*** Data supplied
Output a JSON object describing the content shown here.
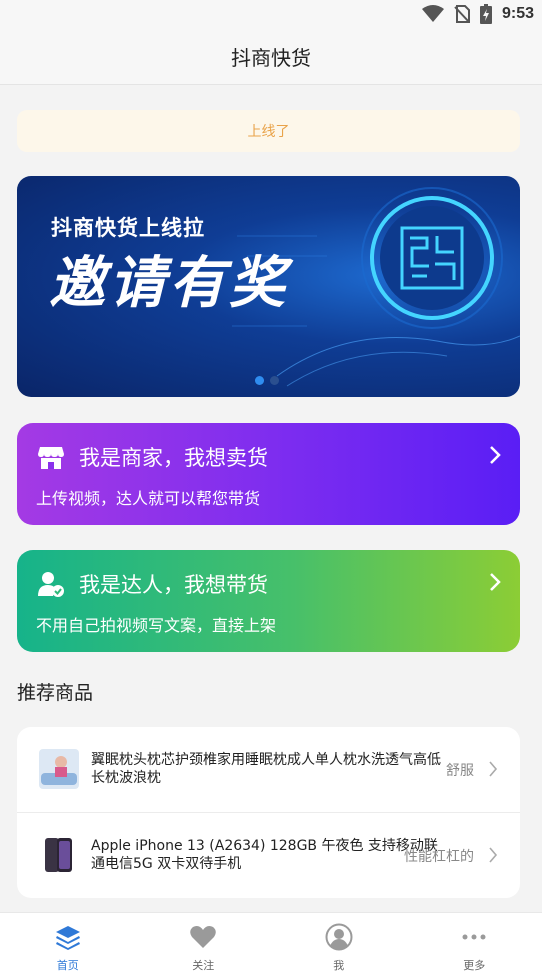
{
  "status": {
    "time": "9:53"
  },
  "header": {
    "title": "抖商快货"
  },
  "notice": {
    "text": "上线了"
  },
  "banner": {
    "subtitle": "抖商快货上线拉",
    "headline": "邀请有奖"
  },
  "cards": {
    "merchant": {
      "title": "我是商家，我想卖货",
      "desc": "上传视频，达人就可以帮您带货"
    },
    "talent": {
      "title": "我是达人，我想带货",
      "desc": "不用自己拍视频写文案，直接上架"
    }
  },
  "recommend": {
    "title": "推荐商品",
    "items": [
      {
        "name": "翼眠枕头枕芯护颈椎家用睡眠枕成人单人枕水洗透气高低长枕波浪枕",
        "tag": "舒服"
      },
      {
        "name": "Apple iPhone 13 (A2634) 128GB 午夜色 支持移动联通电信5G 双卡双待手机",
        "tag": "性能杠杠的"
      }
    ]
  },
  "tabs": [
    {
      "label": "首页",
      "icon": "layers-icon"
    },
    {
      "label": "关注",
      "icon": "heart-icon"
    },
    {
      "label": "我",
      "icon": "user-icon"
    },
    {
      "label": "更多",
      "icon": "more-icon"
    }
  ],
  "colors": {
    "accent": "#2f79d7",
    "notice_text": "#e9a34a",
    "merchant_card": "#7b2cf0",
    "talent_card": "#47c06a"
  }
}
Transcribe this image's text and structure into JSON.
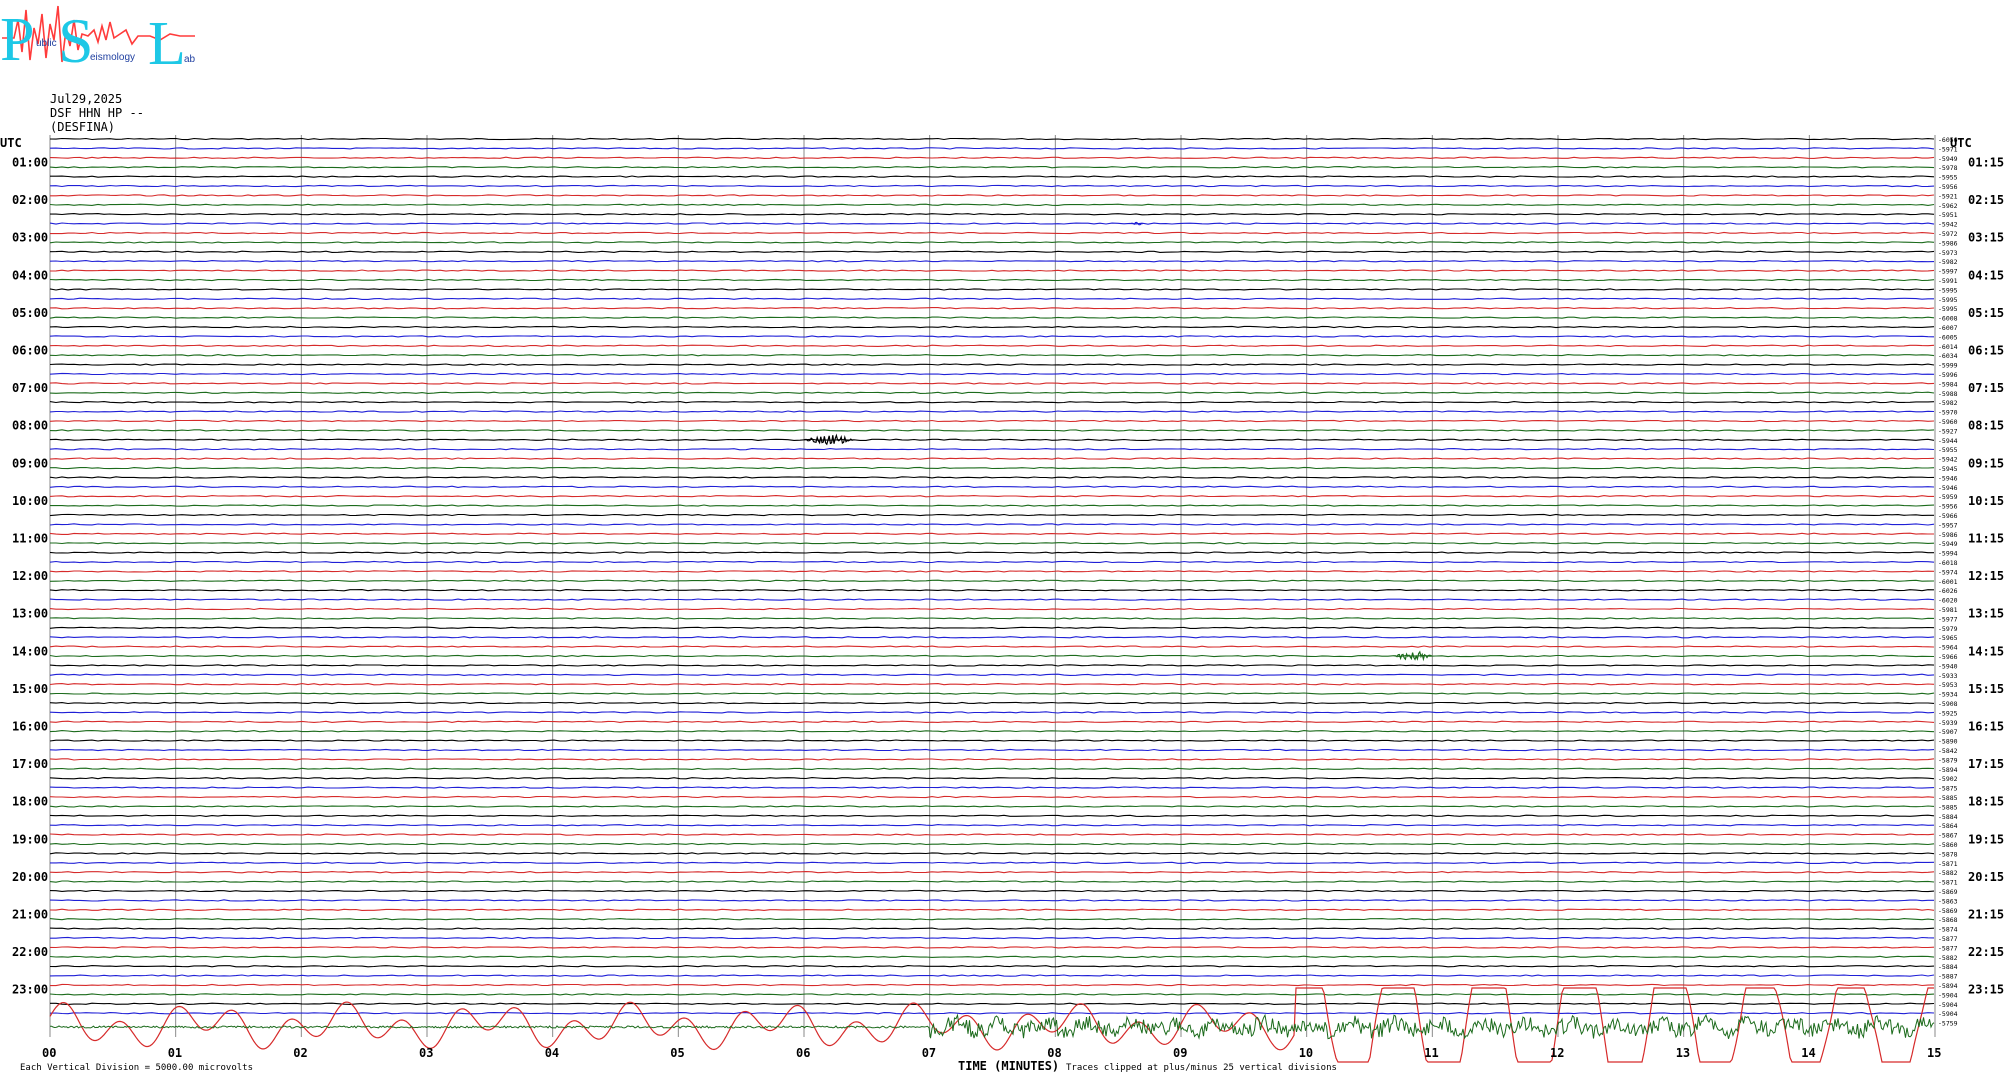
{
  "logo": {
    "letters": [
      "P",
      "S",
      "L"
    ],
    "text_a": "ublic",
    "text_b": "eismology",
    "text_c": "ab"
  },
  "header": {
    "date": "Jul29,2025",
    "station": "DSF HHN HP --",
    "site": "(DESFINA)"
  },
  "axes": {
    "left_title": "UTC",
    "right_title": "UTC",
    "left_hours": [
      "01:00",
      "02:00",
      "03:00",
      "04:00",
      "05:00",
      "06:00",
      "07:00",
      "08:00",
      "09:00",
      "10:00",
      "11:00",
      "12:00",
      "13:00",
      "14:00",
      "15:00",
      "16:00",
      "17:00",
      "18:00",
      "19:00",
      "20:00",
      "21:00",
      "22:00",
      "23:00"
    ],
    "right_hours": [
      "01:15",
      "02:15",
      "03:15",
      "04:15",
      "05:15",
      "06:15",
      "07:15",
      "08:15",
      "09:15",
      "10:15",
      "11:15",
      "12:15",
      "13:15",
      "14:15",
      "15:15",
      "16:15",
      "17:15",
      "18:15",
      "19:15",
      "20:15",
      "21:15",
      "22:15",
      "23:15"
    ],
    "x_ticks": [
      "00",
      "01",
      "02",
      "03",
      "04",
      "05",
      "06",
      "07",
      "08",
      "09",
      "10",
      "11",
      "12",
      "13",
      "14",
      "15"
    ],
    "x_title": "TIME (MINUTES)"
  },
  "offsets": [
    "-6056",
    "-5971",
    "-5949",
    "-5978",
    "-5955",
    "-5956",
    "-5921",
    "-5962",
    "-5951",
    "-5942",
    "-5972",
    "-5986",
    "-5973",
    "-5982",
    "-5997",
    "-5991",
    "-5995",
    "-5995",
    "-5995",
    "-6008",
    "-6007",
    "-6005",
    "-6014",
    "-6034",
    "-5999",
    "-5996",
    "-5984",
    "-5988",
    "-5982",
    "-5970",
    "-5960",
    "-5927",
    "-5944",
    "-5955",
    "-5942",
    "-5945",
    "-5946",
    "-5946",
    "-5959",
    "-5956",
    "-5966",
    "-5957",
    "-5986",
    "-5949",
    "-5994",
    "-6018",
    "-5974",
    "-6001",
    "-6026",
    "-6020",
    "-5981",
    "-5977",
    "-5979",
    "-5965",
    "-5964",
    "-5966",
    "-5940",
    "-5933",
    "-5953",
    "-5934",
    "-5908",
    "-5925",
    "-5939",
    "-5907",
    "-5890",
    "-5842",
    "-5879",
    "-5894",
    "-5902",
    "-5875",
    "-5885",
    "-5885",
    "-5884",
    "-5864",
    "-5867",
    "-5860",
    "-5878",
    "-5871",
    "-5882",
    "-5871",
    "-5869",
    "-5863",
    "-5869",
    "-5868",
    "-5874",
    "-5877",
    "-5877",
    "-5882",
    "-5884",
    "-5887",
    "-5894",
    "-5904",
    "-5904",
    "-5904",
    "-5759"
  ],
  "footer": {
    "left": "Each Vertical Division = 5000.00 microvolts",
    "right": "Traces clipped at plus/minus 25 vertical divisions"
  },
  "colors": {
    "trace_cycle": [
      "#000000",
      "#1f1fd6",
      "#d62a2a",
      "#1c6b1c"
    ],
    "grid": "#8a8a8a",
    "logo_blue": "#1ec8e6",
    "logo_red": "#ff3b3b"
  },
  "chart_data": {
    "type": "line",
    "title": "",
    "xlabel": "TIME (MINUTES)",
    "ylabel": "UTC",
    "xlim": [
      0,
      15
    ],
    "traces_per_hour": 4,
    "minutes_per_trace": 15,
    "trace_count": 96,
    "color_order": [
      "black",
      "blue",
      "red",
      "green"
    ],
    "events": [
      {
        "trace_label": "08:00",
        "minute": 6.0,
        "duration_min": 0.4,
        "peak_divisions": 3,
        "color": "black"
      },
      {
        "trace_label": "13:45",
        "minute": 10.7,
        "duration_min": 0.3,
        "peak_divisions": 3,
        "color": "green"
      },
      {
        "trace_label": "02:15",
        "minute": 8.6,
        "duration_min": 0.1,
        "peak_divisions": 1,
        "color": "blue"
      }
    ],
    "final_traces": [
      {
        "label": "23:30",
        "color": "green",
        "note": "Traces clipped at plus/minus 25 vertical divisions"
      },
      {
        "label": "23:45",
        "color": "blue",
        "start_minute": 7.0
      }
    ]
  }
}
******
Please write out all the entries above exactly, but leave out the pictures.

Output a JSON object describing the content shown here.
{
  "status": {
    "time": "9:53"
  },
  "header": {
    "title": "抖商快货"
  },
  "notice": {
    "text": "上线了"
  },
  "banner": {
    "subtitle": "抖商快货上线拉",
    "headline": "邀请有奖"
  },
  "cards": {
    "merchant": {
      "title": "我是商家，我想卖货",
      "desc": "上传视频，达人就可以帮您带货"
    },
    "talent": {
      "title": "我是达人，我想带货",
      "desc": "不用自己拍视频写文案，直接上架"
    }
  },
  "recommend": {
    "title": "推荐商品",
    "items": [
      {
        "name": "翼眠枕头枕芯护颈椎家用睡眠枕成人单人枕水洗透气高低长枕波浪枕",
        "tag": "舒服"
      },
      {
        "name": "Apple iPhone 13 (A2634) 128GB 午夜色 支持移动联通电信5G 双卡双待手机",
        "tag": "性能杠杠的"
      }
    ]
  },
  "tabs": [
    {
      "label": "首页",
      "icon": "layers-icon"
    },
    {
      "label": "关注",
      "icon": "heart-icon"
    },
    {
      "label": "我",
      "icon": "user-icon"
    },
    {
      "label": "更多",
      "icon": "more-icon"
    }
  ],
  "colors": {
    "accent": "#2f79d7",
    "notice_text": "#e9a34a",
    "merchant_card": "#7b2cf0",
    "talent_card": "#47c06a"
  }
}
Transcribe this image's text and structure into JSON.
{
  "logo": {
    "letters": [
      "P",
      "S",
      "L"
    ],
    "text_a": "ublic",
    "text_b": "eismology",
    "text_c": "ab"
  },
  "header": {
    "date": "Jul29,2025",
    "station": "DSF HHN HP --",
    "site": "(DESFINA)"
  },
  "axes": {
    "left_title": "UTC",
    "right_title": "UTC",
    "left_hours": [
      "01:00",
      "02:00",
      "03:00",
      "04:00",
      "05:00",
      "06:00",
      "07:00",
      "08:00",
      "09:00",
      "10:00",
      "11:00",
      "12:00",
      "13:00",
      "14:00",
      "15:00",
      "16:00",
      "17:00",
      "18:00",
      "19:00",
      "20:00",
      "21:00",
      "22:00",
      "23:00"
    ],
    "right_hours": [
      "01:15",
      "02:15",
      "03:15",
      "04:15",
      "05:15",
      "06:15",
      "07:15",
      "08:15",
      "09:15",
      "10:15",
      "11:15",
      "12:15",
      "13:15",
      "14:15",
      "15:15",
      "16:15",
      "17:15",
      "18:15",
      "19:15",
      "20:15",
      "21:15",
      "22:15",
      "23:15"
    ],
    "x_ticks": [
      "00",
      "01",
      "02",
      "03",
      "04",
      "05",
      "06",
      "07",
      "08",
      "09",
      "10",
      "11",
      "12",
      "13",
      "14",
      "15"
    ],
    "x_title": "TIME (MINUTES)"
  },
  "offsets": [
    "-6056",
    "-5971",
    "-5949",
    "-5978",
    "-5955",
    "-5956",
    "-5921",
    "-5962",
    "-5951",
    "-5942",
    "-5972",
    "-5986",
    "-5973",
    "-5982",
    "-5997",
    "-5991",
    "-5995",
    "-5995",
    "-5995",
    "-6008",
    "-6007",
    "-6005",
    "-6014",
    "-6034",
    "-5999",
    "-5996",
    "-5984",
    "-5988",
    "-5982",
    "-5970",
    "-5960",
    "-5927",
    "-5944",
    "-5955",
    "-5942",
    "-5945",
    "-5946",
    "-5946",
    "-5959",
    "-5956",
    "-5966",
    "-5957",
    "-5986",
    "-5949",
    "-5994",
    "-6018",
    "-5974",
    "-6001",
    "-6026",
    "-6020",
    "-5981",
    "-5977",
    "-5979",
    "-5965",
    "-5964",
    "-5966",
    "-5940",
    "-5933",
    "-5953",
    "-5934",
    "-5908",
    "-5925",
    "-5939",
    "-5907",
    "-5890",
    "-5842",
    "-5879",
    "-5894",
    "-5902",
    "-5875",
    "-5885",
    "-5885",
    "-5884",
    "-5864",
    "-5867",
    "-5860",
    "-5878",
    "-5871",
    "-5882",
    "-5871",
    "-5869",
    "-5863",
    "-5869",
    "-5868",
    "-5874",
    "-5877",
    "-5877",
    "-5882",
    "-5884",
    "-5887",
    "-5894",
    "-5904",
    "-5904",
    "-5904",
    "-5759"
  ],
  "footer": {
    "left": "Each Vertical Division = 5000.00 microvolts",
    "right": "Traces clipped at plus/minus 25 vertical divisions"
  },
  "colors": {
    "trace_cycle": [
      "#000000",
      "#1f1fd6",
      "#d62a2a",
      "#1c6b1c"
    ],
    "grid": "#8a8a8a",
    "logo_blue": "#1ec8e6",
    "logo_red": "#ff3b3b"
  },
  "chart_data": {
    "type": "line",
    "title": "",
    "xlabel": "TIME (MINUTES)",
    "ylabel": "UTC",
    "xlim": [
      0,
      15
    ],
    "traces_per_hour": 4,
    "minutes_per_trace": 15,
    "trace_count": 96,
    "color_order": [
      "black",
      "blue",
      "red",
      "green"
    ],
    "events": [
      {
        "trace_label": "08:00",
        "minute": 6.0,
        "duration_min": 0.4,
        "peak_divisions": 3,
        "color": "black"
      },
      {
        "trace_label": "13:45",
        "minute": 10.7,
        "duration_min": 0.3,
        "peak_divisions": 3,
        "color": "green"
      },
      {
        "trace_label": "02:15",
        "minute": 8.6,
        "duration_min": 0.1,
        "peak_divisions": 1,
        "color": "blue"
      }
    ],
    "final_traces": [
      {
        "label": "23:30",
        "color": "green",
        "note": "Traces clipped at plus/minus 25 vertical divisions"
      },
      {
        "label": "23:45",
        "color": "blue",
        "start_minute": 7.0
      }
    ]
  }
}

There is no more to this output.